- **What is expected**
All of the records that follow need to be copied word for word, without the pictures.

- **Data to use**
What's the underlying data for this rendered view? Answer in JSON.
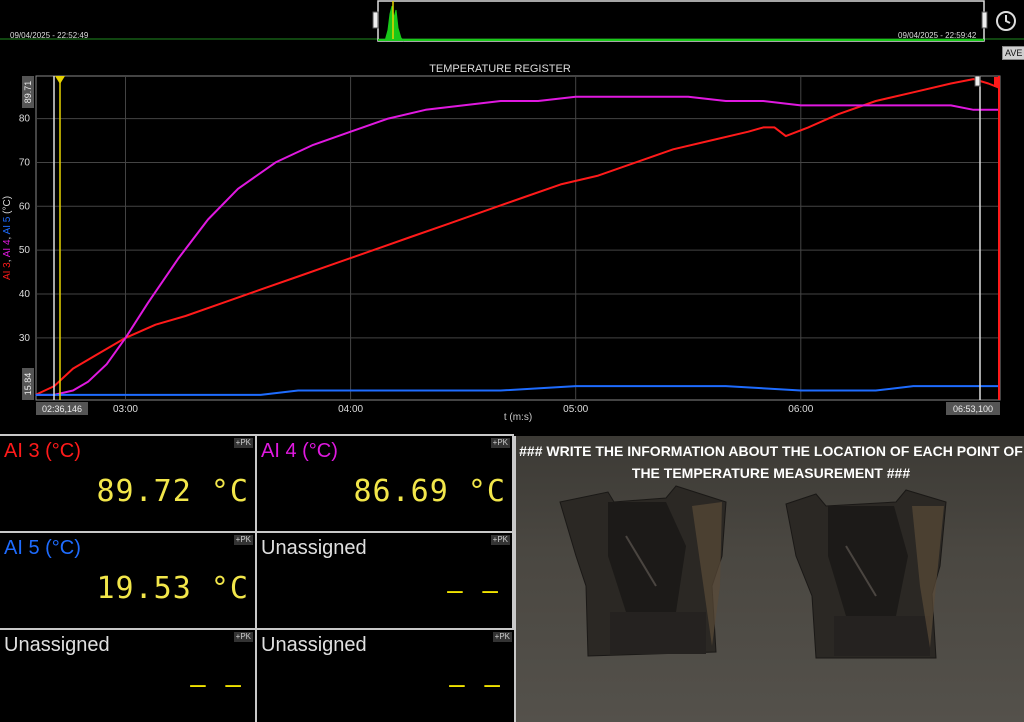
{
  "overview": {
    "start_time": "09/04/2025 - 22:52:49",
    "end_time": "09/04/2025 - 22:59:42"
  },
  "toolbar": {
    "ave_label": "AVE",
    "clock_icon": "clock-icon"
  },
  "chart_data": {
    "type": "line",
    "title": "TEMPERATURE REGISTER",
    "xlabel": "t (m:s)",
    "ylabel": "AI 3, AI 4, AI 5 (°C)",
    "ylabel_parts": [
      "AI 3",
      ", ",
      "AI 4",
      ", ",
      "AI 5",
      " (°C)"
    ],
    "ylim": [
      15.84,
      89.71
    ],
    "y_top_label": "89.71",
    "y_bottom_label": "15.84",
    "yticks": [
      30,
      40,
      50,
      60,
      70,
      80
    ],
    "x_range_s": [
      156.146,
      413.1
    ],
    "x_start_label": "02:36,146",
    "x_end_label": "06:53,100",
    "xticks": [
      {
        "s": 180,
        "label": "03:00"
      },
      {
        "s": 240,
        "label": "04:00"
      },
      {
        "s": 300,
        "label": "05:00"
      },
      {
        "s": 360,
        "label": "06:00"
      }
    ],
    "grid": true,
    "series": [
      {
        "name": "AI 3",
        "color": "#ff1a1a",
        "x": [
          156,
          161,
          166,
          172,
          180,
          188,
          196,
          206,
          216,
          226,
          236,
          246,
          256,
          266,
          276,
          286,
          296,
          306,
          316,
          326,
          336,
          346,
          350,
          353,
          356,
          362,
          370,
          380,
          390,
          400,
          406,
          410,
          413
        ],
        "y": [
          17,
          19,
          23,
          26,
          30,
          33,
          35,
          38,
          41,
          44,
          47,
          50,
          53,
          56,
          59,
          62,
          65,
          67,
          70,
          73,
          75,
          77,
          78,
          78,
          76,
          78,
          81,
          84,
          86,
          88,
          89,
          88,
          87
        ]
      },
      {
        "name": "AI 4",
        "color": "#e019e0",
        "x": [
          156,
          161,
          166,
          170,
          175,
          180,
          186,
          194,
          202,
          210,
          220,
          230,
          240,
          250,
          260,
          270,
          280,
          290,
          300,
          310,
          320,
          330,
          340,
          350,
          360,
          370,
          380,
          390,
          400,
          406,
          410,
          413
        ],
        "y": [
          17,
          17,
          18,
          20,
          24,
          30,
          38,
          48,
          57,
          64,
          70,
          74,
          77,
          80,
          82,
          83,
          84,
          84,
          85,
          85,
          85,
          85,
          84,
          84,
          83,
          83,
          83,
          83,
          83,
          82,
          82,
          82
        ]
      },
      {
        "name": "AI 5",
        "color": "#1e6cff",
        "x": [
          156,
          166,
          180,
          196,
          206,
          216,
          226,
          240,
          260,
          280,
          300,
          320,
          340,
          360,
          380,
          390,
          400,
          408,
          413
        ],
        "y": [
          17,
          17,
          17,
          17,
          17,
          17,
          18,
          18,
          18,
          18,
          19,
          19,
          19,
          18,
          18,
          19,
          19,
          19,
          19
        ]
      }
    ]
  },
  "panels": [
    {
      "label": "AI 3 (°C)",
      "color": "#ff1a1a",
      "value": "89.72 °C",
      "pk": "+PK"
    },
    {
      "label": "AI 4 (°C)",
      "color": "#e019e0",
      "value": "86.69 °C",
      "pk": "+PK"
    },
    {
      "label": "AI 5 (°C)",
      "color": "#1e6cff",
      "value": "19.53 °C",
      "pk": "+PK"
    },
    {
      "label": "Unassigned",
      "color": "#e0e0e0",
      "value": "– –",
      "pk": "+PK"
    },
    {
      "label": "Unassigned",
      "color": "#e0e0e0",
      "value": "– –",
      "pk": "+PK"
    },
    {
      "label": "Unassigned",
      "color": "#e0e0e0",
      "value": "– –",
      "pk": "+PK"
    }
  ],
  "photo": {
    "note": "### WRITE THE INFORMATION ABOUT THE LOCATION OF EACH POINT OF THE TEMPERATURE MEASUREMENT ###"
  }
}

- **Answer to this problem**
What's the underlying data for this rendered view? Answer in JSON.
{
  "overview": {
    "start_time": "09/04/2025 - 22:52:49",
    "end_time": "09/04/2025 - 22:59:42"
  },
  "toolbar": {
    "ave_label": "AVE",
    "clock_icon": "clock-icon"
  },
  "chart_data": {
    "type": "line",
    "title": "TEMPERATURE REGISTER",
    "xlabel": "t (m:s)",
    "ylabel": "AI 3, AI 4, AI 5 (°C)",
    "ylabel_parts": [
      "AI 3",
      ", ",
      "AI 4",
      ", ",
      "AI 5",
      " (°C)"
    ],
    "ylim": [
      15.84,
      89.71
    ],
    "y_top_label": "89.71",
    "y_bottom_label": "15.84",
    "yticks": [
      30,
      40,
      50,
      60,
      70,
      80
    ],
    "x_range_s": [
      156.146,
      413.1
    ],
    "x_start_label": "02:36,146",
    "x_end_label": "06:53,100",
    "xticks": [
      {
        "s": 180,
        "label": "03:00"
      },
      {
        "s": 240,
        "label": "04:00"
      },
      {
        "s": 300,
        "label": "05:00"
      },
      {
        "s": 360,
        "label": "06:00"
      }
    ],
    "grid": true,
    "series": [
      {
        "name": "AI 3",
        "color": "#ff1a1a",
        "x": [
          156,
          161,
          166,
          172,
          180,
          188,
          196,
          206,
          216,
          226,
          236,
          246,
          256,
          266,
          276,
          286,
          296,
          306,
          316,
          326,
          336,
          346,
          350,
          353,
          356,
          362,
          370,
          380,
          390,
          400,
          406,
          410,
          413
        ],
        "y": [
          17,
          19,
          23,
          26,
          30,
          33,
          35,
          38,
          41,
          44,
          47,
          50,
          53,
          56,
          59,
          62,
          65,
          67,
          70,
          73,
          75,
          77,
          78,
          78,
          76,
          78,
          81,
          84,
          86,
          88,
          89,
          88,
          87
        ]
      },
      {
        "name": "AI 4",
        "color": "#e019e0",
        "x": [
          156,
          161,
          166,
          170,
          175,
          180,
          186,
          194,
          202,
          210,
          220,
          230,
          240,
          250,
          260,
          270,
          280,
          290,
          300,
          310,
          320,
          330,
          340,
          350,
          360,
          370,
          380,
          390,
          400,
          406,
          410,
          413
        ],
        "y": [
          17,
          17,
          18,
          20,
          24,
          30,
          38,
          48,
          57,
          64,
          70,
          74,
          77,
          80,
          82,
          83,
          84,
          84,
          85,
          85,
          85,
          85,
          84,
          84,
          83,
          83,
          83,
          83,
          83,
          82,
          82,
          82
        ]
      },
      {
        "name": "AI 5",
        "color": "#1e6cff",
        "x": [
          156,
          166,
          180,
          196,
          206,
          216,
          226,
          240,
          260,
          280,
          300,
          320,
          340,
          360,
          380,
          390,
          400,
          408,
          413
        ],
        "y": [
          17,
          17,
          17,
          17,
          17,
          17,
          18,
          18,
          18,
          18,
          19,
          19,
          19,
          18,
          18,
          19,
          19,
          19,
          19
        ]
      }
    ]
  },
  "panels": [
    {
      "label": "AI 3 (°C)",
      "color": "#ff1a1a",
      "value": "89.72 °C",
      "pk": "+PK"
    },
    {
      "label": "AI 4 (°C)",
      "color": "#e019e0",
      "value": "86.69 °C",
      "pk": "+PK"
    },
    {
      "label": "AI 5 (°C)",
      "color": "#1e6cff",
      "value": "19.53 °C",
      "pk": "+PK"
    },
    {
      "label": "Unassigned",
      "color": "#e0e0e0",
      "value": "– –",
      "pk": "+PK"
    },
    {
      "label": "Unassigned",
      "color": "#e0e0e0",
      "value": "– –",
      "pk": "+PK"
    },
    {
      "label": "Unassigned",
      "color": "#e0e0e0",
      "value": "– –",
      "pk": "+PK"
    }
  ],
  "photo": {
    "note": "### WRITE THE INFORMATION ABOUT THE LOCATION OF EACH POINT OF THE TEMPERATURE MEASUREMENT ###"
  }
}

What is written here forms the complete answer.